→ **Collected data**:
******
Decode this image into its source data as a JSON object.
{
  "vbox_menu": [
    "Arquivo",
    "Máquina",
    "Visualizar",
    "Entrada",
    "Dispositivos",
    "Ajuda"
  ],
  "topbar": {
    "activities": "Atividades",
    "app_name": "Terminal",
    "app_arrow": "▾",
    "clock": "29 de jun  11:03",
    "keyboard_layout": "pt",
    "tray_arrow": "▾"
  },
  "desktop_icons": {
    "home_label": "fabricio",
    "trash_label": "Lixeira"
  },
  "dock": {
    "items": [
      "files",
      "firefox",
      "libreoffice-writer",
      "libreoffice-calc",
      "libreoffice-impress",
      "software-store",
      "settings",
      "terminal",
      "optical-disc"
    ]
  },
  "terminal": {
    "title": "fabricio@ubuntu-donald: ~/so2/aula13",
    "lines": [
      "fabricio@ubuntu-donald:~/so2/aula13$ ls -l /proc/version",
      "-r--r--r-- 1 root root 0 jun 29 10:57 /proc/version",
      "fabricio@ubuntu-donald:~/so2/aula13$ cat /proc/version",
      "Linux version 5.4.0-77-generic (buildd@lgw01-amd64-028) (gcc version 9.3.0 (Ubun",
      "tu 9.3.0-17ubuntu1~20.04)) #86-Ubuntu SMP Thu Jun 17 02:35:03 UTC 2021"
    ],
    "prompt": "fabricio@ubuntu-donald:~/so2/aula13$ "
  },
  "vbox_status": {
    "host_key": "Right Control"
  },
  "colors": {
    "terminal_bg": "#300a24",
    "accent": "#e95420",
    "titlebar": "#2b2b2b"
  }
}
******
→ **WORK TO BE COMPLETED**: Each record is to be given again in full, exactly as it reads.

→ **RESULT OF THE EXERCISE**:
Decode this image into its source data as a JSON object.
{
  "vbox_menu": [
    "Arquivo",
    "Máquina",
    "Visualizar",
    "Entrada",
    "Dispositivos",
    "Ajuda"
  ],
  "topbar": {
    "activities": "Atividades",
    "app_name": "Terminal",
    "app_arrow": "▾",
    "clock": "29 de jun  11:03",
    "keyboard_layout": "pt",
    "tray_arrow": "▾"
  },
  "desktop_icons": {
    "home_label": "fabricio",
    "trash_label": "Lixeira"
  },
  "dock": {
    "items": [
      "files",
      "firefox",
      "libreoffice-writer",
      "libreoffice-calc",
      "libreoffice-impress",
      "software-store",
      "settings",
      "terminal",
      "optical-disc"
    ]
  },
  "terminal": {
    "title": "fabricio@ubuntu-donald: ~/so2/aula13",
    "lines": [
      "fabricio@ubuntu-donald:~/so2/aula13$ ls -l /proc/version",
      "-r--r--r-- 1 root root 0 jun 29 10:57 /proc/version",
      "fabricio@ubuntu-donald:~/so2/aula13$ cat /proc/version",
      "Linux version 5.4.0-77-generic (buildd@lgw01-amd64-028) (gcc version 9.3.0 (Ubun",
      "tu 9.3.0-17ubuntu1~20.04)) #86-Ubuntu SMP Thu Jun 17 02:35:03 UTC 2021"
    ],
    "prompt": "fabricio@ubuntu-donald:~/so2/aula13$ "
  },
  "vbox_status": {
    "host_key": "Right Control"
  },
  "colors": {
    "terminal_bg": "#300a24",
    "accent": "#e95420",
    "titlebar": "#2b2b2b"
  }
}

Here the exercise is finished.